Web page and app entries
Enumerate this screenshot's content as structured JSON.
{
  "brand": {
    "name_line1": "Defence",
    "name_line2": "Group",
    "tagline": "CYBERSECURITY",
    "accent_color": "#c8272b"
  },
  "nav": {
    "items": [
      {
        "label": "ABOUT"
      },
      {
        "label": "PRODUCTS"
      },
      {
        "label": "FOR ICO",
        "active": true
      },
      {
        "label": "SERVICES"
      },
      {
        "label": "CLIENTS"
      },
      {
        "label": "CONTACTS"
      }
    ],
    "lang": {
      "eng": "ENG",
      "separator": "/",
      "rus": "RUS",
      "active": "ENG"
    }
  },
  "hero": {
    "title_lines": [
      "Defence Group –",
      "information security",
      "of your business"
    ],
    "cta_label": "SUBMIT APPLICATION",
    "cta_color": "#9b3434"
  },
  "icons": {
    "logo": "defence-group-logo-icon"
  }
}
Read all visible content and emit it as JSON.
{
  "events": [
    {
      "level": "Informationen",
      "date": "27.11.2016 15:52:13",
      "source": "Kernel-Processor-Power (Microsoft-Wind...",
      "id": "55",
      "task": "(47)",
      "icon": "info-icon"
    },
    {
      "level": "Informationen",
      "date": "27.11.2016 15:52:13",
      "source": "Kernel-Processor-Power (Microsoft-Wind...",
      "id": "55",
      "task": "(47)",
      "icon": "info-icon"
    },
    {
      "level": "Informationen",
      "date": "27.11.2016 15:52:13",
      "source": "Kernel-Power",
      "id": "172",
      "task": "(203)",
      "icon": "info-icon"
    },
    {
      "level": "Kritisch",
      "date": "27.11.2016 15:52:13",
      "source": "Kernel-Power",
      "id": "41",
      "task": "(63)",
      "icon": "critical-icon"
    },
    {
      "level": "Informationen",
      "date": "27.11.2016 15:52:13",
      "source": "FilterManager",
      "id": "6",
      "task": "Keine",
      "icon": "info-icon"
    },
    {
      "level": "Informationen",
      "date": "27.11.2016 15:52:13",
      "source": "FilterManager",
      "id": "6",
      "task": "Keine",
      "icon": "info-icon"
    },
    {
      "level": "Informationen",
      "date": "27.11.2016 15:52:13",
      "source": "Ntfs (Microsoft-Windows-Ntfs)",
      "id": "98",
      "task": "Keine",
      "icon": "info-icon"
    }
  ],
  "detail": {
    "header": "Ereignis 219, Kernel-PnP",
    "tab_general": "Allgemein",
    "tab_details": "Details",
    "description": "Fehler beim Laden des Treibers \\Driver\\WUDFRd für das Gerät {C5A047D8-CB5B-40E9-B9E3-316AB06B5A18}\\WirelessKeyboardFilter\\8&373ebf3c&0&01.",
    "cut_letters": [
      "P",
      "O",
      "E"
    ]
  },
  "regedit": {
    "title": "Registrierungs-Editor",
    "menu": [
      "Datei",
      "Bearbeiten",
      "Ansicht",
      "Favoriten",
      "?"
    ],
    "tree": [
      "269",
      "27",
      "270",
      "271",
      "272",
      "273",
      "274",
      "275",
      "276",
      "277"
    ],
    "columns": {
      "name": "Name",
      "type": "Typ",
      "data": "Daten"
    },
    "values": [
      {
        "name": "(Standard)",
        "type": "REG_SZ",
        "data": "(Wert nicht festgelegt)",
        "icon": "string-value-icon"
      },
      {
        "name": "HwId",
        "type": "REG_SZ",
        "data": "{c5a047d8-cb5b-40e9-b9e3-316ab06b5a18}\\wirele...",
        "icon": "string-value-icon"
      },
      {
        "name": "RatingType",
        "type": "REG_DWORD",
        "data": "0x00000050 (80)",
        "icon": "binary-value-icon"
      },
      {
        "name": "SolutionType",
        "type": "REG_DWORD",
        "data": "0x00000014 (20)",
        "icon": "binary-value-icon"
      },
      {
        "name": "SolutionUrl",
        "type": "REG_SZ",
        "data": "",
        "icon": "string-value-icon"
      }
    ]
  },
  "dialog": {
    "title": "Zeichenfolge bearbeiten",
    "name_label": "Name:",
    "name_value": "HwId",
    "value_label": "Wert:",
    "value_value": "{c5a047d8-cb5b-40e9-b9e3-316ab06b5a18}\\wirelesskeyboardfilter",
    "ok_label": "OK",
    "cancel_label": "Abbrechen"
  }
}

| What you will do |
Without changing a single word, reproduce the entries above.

| Solved problem |
Enumerate this screenshot's content as structured JSON.
{
  "brand": {
    "name_line1": "Defence",
    "name_line2": "Group",
    "tagline": "CYBERSECURITY",
    "accent_color": "#c8272b"
  },
  "nav": {
    "items": [
      {
        "label": "ABOUT"
      },
      {
        "label": "PRODUCTS"
      },
      {
        "label": "FOR ICO",
        "active": true
      },
      {
        "label": "SERVICES"
      },
      {
        "label": "CLIENTS"
      },
      {
        "label": "CONTACTS"
      }
    ],
    "lang": {
      "eng": "ENG",
      "separator": "/",
      "rus": "RUS",
      "active": "ENG"
    }
  },
  "hero": {
    "title_lines": [
      "Defence Group –",
      "information security",
      "of your business"
    ],
    "cta_label": "SUBMIT APPLICATION",
    "cta_color": "#9b3434"
  },
  "icons": {
    "logo": "defence-group-logo-icon"
  }
}
Read all visible content and emit it as JSON.
{
  "events": [
    {
      "level": "Informationen",
      "date": "27.11.2016 15:52:13",
      "source": "Kernel-Processor-Power (Microsoft-Wind...",
      "id": "55",
      "task": "(47)",
      "icon": "info-icon"
    },
    {
      "level": "Informationen",
      "date": "27.11.2016 15:52:13",
      "source": "Kernel-Processor-Power (Microsoft-Wind...",
      "id": "55",
      "task": "(47)",
      "icon": "info-icon"
    },
    {
      "level": "Informationen",
      "date": "27.11.2016 15:52:13",
      "source": "Kernel-Power",
      "id": "172",
      "task": "(203)",
      "icon": "info-icon"
    },
    {
      "level": "Kritisch",
      "date": "27.11.2016 15:52:13",
      "source": "Kernel-Power",
      "id": "41",
      "task": "(63)",
      "icon": "critical-icon"
    },
    {
      "level": "Informationen",
      "date": "27.11.2016 15:52:13",
      "source": "FilterManager",
      "id": "6",
      "task": "Keine",
      "icon": "info-icon"
    },
    {
      "level": "Informationen",
      "date": "27.11.2016 15:52:13",
      "source": "FilterManager",
      "id": "6",
      "task": "Keine",
      "icon": "info-icon"
    },
    {
      "level": "Informationen",
      "date": "27.11.2016 15:52:13",
      "source": "Ntfs (Microsoft-Windows-Ntfs)",
      "id": "98",
      "task": "Keine",
      "icon": "info-icon"
    }
  ],
  "detail": {
    "header": "Ereignis 219, Kernel-PnP",
    "tab_general": "Allgemein",
    "tab_details": "Details",
    "description": "Fehler beim Laden des Treibers \\Driver\\WUDFRd für das Gerät {C5A047D8-CB5B-40E9-B9E3-316AB06B5A18}\\WirelessKeyboardFilter\\8&373ebf3c&0&01.",
    "cut_letters": [
      "P",
      "O",
      "E"
    ]
  },
  "regedit": {
    "title": "Registrierungs-Editor",
    "menu": [
      "Datei",
      "Bearbeiten",
      "Ansicht",
      "Favoriten",
      "?"
    ],
    "tree": [
      "269",
      "27",
      "270",
      "271",
      "272",
      "273",
      "274",
      "275",
      "276",
      "277"
    ],
    "columns": {
      "name": "Name",
      "type": "Typ",
      "data": "Daten"
    },
    "values": [
      {
        "name": "(Standard)",
        "type": "REG_SZ",
        "data": "(Wert nicht festgelegt)",
        "icon": "string-value-icon"
      },
      {
        "name": "HwId",
        "type": "REG_SZ",
        "data": "{c5a047d8-cb5b-40e9-b9e3-316ab06b5a18}\\wirele...",
        "icon": "string-value-icon"
      },
      {
        "name": "RatingType",
        "type": "REG_DWORD",
        "data": "0x00000050 (80)",
        "icon": "binary-value-icon"
      },
      {
        "name": "SolutionType",
        "type": "REG_DWORD",
        "data": "0x00000014 (20)",
        "icon": "binary-value-icon"
      },
      {
        "name": "SolutionUrl",
        "type": "REG_SZ",
        "data": "",
        "icon": "string-value-icon"
      }
    ]
  },
  "dialog": {
    "title": "Zeichenfolge bearbeiten",
    "name_label": "Name:",
    "name_value": "HwId",
    "value_label": "Wert:",
    "value_value": "{c5a047d8-cb5b-40e9-b9e3-316ab06b5a18}\\wirelesskeyboardfilter",
    "ok_label": "OK",
    "cancel_label": "Abbrechen"
  }
}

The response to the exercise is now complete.